The lynx hangs in my house.  I described to a friend the pain of creating it, and he called it "wampum", which is highly valued beadwork Native Americans made from shell.  The true value of it was in the labor it took to create.  Indians had to find the shells, sand them into beads, drill holes (without metal drills, and having to make the drills they used), and then they stitched them together for the final product.  It took many hands many hours.

Ever after that conversation with my friend, I see the wampum in certain things.  Hand-made lace is one of those things.  Painstaking art is another.  I think the world would be better if more value was placed on the wampum ideal.  In the meantime, I'll keep rescuing lace.

Saturday, June 11, 2016

"Tornado"

I have a tornado story, but I don't really feel like talking about it.  Is it relevant?  The tornado that I spend quite a bit of time thinking about is the upcoming Republican convention which will be hosted in Cleveland next month.

Clevelanders are both hopeful for Republican convention chaos and fearful things will happen to embarrasses our reputation.  We're still suffering from the Cuyahoga River catching fire in the 1970s when we became the butt of jokes for decades.  Our dream come true would be for the Republicans to be the only idiots in play against the backdrop of our historic city, bucolic suburbs, thriving businesses, and beautiful parks.

Cleveland will vote Democrat in November.  Greater Cleveland which is the surrounding suburban counties, will be hotly contested.  That's why the Republicans are coming.  There are people I know and love who enthusiastically support Trump.  (?!)  Can I remind them that Cleveland was called "The Mistake by the Lake" because unbridled greed killed our ecosystem?  Cleveland is the reason the Environmental Protection Agency (EPA) exists.
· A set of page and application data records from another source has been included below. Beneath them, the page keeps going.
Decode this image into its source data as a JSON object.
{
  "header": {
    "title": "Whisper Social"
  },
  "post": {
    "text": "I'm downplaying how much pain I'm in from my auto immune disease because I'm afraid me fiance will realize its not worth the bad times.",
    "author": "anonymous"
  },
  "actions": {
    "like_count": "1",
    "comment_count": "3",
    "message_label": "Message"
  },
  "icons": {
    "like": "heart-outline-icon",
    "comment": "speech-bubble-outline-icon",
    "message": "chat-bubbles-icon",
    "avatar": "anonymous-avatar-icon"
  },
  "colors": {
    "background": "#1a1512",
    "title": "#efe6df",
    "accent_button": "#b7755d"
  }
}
We have racial demonstrations and conflicts without conventions.  Something unpleasant will probably happen in July despite the regular reassurances on the nightly news that the police have everything in hand.  I don't think I'm the only one who's cringing at the coming storm.

I don't know anyone who will be in Cleveland during the convention.  I'm almost certain no one I know will be interviewed for "man/woman on the street" interviews and that whatever tv shows you about my home will be skewed in significant ways.  All I'm asking is that you blame the tornado on the visitors instead of the natives.

As for the real weather tornado, I was happily playing on my grandparents’ living room floor when Grandpa came in and hurried my sisters and I to the basement while Grandma threw windows open in a rush so the glass wouldn’t break in the tornado.

We waited and waited in the basement… and then we started hearing a strange noise.  It got louder.  It really did sound like a train was going to run over Grandma’s house.  There was a wild few moments when things that didn’t normally flutter fluttered around, and then the train moved off and the sun came back and we went back upstairs.

The next day, Grandpa walked us around the neighborhood.  There were mangled trees and houses, and a street sign had flown sideways several inches into a large tree’s trunk.  I started to understand Dorothy getting blown to Oz.

I used to watch water spouts on Lake Erie, but water-bound tornados don’t really do anything other than suck up fish.  The first one I saw got me all rattled and perturbed though.  I was driving along the lake with my little brothers and the water spout was enormous and close to land.  I ran into the building with the boys and told the security guard about it.  He just laughed at me.  No big deal to old-timers.

Maybe the convention will just be a water spout?